In this small, but concise and interactive museum, one can reflect on the horrors of the war and the goods that emerged from this period. This museum reminds us that the French résistance, and indeed any other world résistances, are much more than a military one. It encompasses two additional aspects: civil and spiritual résistance. Civil résistance in times of war, or civil disobedience in time of peace, is vital in addressing the injustices and wrongs of our times. Without these two dimensions, armed résistance may not be as relevant and effective.  Several ministers led the spiritual resistance: André Trocmé, Edouard Theis and Roger Darcissac. They, not only, guided the resistance through their sermons, but as well contributed to the fight, point of liaisons, and organization of resistance. André Trocmé, one of the most famous of them, talked about his role as a résistant in simple words as seen below:

photo 3[1]

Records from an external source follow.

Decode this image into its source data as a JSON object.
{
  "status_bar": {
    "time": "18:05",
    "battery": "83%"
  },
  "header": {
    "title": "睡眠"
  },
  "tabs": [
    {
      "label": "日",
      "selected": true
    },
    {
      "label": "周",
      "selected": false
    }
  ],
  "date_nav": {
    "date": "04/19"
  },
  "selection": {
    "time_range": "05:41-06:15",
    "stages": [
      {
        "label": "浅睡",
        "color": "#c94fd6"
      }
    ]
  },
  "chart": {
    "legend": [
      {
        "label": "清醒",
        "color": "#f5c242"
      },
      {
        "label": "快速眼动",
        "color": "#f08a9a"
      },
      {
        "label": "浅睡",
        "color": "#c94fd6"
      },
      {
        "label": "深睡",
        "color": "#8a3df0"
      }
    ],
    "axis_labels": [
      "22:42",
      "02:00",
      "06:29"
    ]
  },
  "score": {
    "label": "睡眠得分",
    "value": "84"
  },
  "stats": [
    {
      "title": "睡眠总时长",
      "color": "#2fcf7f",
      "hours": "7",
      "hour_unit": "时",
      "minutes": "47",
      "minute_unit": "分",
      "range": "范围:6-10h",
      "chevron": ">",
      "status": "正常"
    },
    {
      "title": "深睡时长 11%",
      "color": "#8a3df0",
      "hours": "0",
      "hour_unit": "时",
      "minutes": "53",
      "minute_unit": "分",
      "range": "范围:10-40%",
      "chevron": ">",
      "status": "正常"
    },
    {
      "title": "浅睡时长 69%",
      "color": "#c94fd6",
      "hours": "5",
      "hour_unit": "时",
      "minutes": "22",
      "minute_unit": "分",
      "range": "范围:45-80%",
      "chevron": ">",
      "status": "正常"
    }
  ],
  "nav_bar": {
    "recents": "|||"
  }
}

World War two is slowly fading away, but the memories must remain. The human costs, around 40 millions deaths mostly civilian, and material destructions attained a level almost never seen before. 25 percent of French Jews were killed or died in extermination camps. However, 75 percent of French Jews survived the war, making France one of the European countries after Denmark, Bulgaria and Italy with the high survival rate of its Jewish population. On a larger scale, the war and the use of advanced chemical and nuclear weapons between 1939 and 1945, changed the course of history and left a stain on human consciousness since then. A museum, like this one, plays a double role. It is not only a place of memory, but as well, a place of reflection onto human condition. According to Laurent Wauquiez, former minister, “it [museum] pedagogical function is extremely strong as it allows a reflection in order to understand these people felt quickly what was right or not.” This museum reflects only on the regional microcosm and shows how each region tackled their fights against the Nazis differently.

Reflecting on the Shoah and World War two may be seen in the 21st century as a futile exercise. Such statement could not be more wrong. World War two was in some sense the beginning of contemporary history, and it surely was the end of innocence. The international laws and organizations that still regulate world events all come from the after-World War two such as: the UN, the EU, and Human Rights Declaration among others. They certainly have lost some of their grandeur, but their meanings are still nobles. The work undertaken by Western politicians in order to dismantle these networks, ideas and organizations because they are perceived as reminiscent of an far past and an attack against national sovereignty is sickening. In the West, museums play this role of memory; in most part of the world, these ‘lieux de mémoire’ are not even projects considering the perpetual and enduring violence and war.


In case you are in France, I would recommend spending several days in this beautiful region of France and visiting this museum.

If a trip to France is not on your menu, but you are interested in learning more about this case study about the Chambon sur Lignon, you can purchase two excellent books – in French – :

1) Lieu de Mémoire au Chambon/Lignon. Le Plateau, terre d’accueil et de refuge aux Editions Dolmazon

2) La Montagne Refuge. Accueil et Sauvetage des Juifs autour du Chambon-sur-Lignonaux Editions Albin Michel 



Maxime H.A. Larivé

Maxime Larivé holds a Ph.D. in International Relations and European Politics from the University of Miami (USA). He is currently working at the EU Center of Excellence at the University of Miami as a Research Associate. His research focus on the questions of the European Union, foreign policy analysis, security studies, and European security and defense policy. Maxime has published several articles in the Journal of European Security, Perceptions, and European Union Miami Analysis as well as World Politics Review.